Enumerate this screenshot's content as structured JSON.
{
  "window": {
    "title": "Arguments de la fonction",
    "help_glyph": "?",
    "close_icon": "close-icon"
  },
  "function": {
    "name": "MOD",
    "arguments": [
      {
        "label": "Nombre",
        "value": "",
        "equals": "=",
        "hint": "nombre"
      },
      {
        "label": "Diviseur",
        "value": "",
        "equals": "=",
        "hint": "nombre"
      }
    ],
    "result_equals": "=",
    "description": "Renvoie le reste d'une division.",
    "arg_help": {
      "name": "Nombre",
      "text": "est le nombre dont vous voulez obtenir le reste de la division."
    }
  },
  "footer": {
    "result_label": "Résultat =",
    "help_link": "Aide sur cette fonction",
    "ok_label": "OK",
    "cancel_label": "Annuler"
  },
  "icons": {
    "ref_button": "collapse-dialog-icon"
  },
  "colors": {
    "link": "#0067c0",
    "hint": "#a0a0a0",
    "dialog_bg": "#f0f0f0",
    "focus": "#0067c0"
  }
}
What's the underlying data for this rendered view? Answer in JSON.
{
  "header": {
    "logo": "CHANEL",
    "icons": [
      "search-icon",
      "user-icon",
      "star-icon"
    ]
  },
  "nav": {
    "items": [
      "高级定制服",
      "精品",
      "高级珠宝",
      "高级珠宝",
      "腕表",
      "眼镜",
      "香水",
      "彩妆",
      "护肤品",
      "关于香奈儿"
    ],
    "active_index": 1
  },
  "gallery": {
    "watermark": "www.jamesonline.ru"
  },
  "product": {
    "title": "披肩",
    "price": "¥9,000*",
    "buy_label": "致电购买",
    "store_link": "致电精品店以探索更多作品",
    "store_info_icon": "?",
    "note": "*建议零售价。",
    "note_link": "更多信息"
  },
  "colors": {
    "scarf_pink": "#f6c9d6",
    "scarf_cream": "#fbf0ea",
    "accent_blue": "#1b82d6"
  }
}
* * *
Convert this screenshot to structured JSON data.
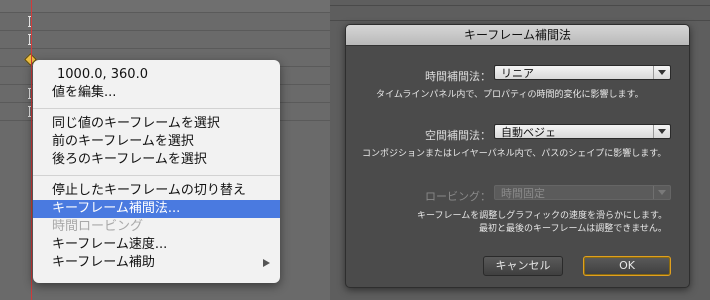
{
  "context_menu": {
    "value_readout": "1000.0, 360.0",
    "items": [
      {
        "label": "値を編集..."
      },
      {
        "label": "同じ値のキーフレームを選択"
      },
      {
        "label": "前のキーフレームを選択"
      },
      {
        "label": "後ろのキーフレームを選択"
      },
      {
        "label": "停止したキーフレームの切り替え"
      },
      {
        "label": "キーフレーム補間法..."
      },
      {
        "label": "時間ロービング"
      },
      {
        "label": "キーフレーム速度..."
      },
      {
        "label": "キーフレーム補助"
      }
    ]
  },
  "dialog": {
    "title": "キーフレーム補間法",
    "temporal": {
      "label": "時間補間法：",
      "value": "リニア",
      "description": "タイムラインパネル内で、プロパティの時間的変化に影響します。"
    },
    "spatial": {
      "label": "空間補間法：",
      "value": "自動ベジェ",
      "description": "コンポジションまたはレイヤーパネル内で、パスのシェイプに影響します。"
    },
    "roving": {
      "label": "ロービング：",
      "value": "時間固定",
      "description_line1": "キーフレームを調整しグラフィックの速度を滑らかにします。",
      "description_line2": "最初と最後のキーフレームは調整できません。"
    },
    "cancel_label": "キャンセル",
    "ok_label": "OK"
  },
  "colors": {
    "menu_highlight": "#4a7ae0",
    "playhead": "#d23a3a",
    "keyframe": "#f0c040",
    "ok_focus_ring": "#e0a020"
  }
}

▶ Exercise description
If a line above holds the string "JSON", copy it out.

▶ Exercise answer
Enumerate this screenshot's content as structured JSON.
What's the underlying data for this rendered view? Answer in JSON.
Convert this screenshot to structured JSON data.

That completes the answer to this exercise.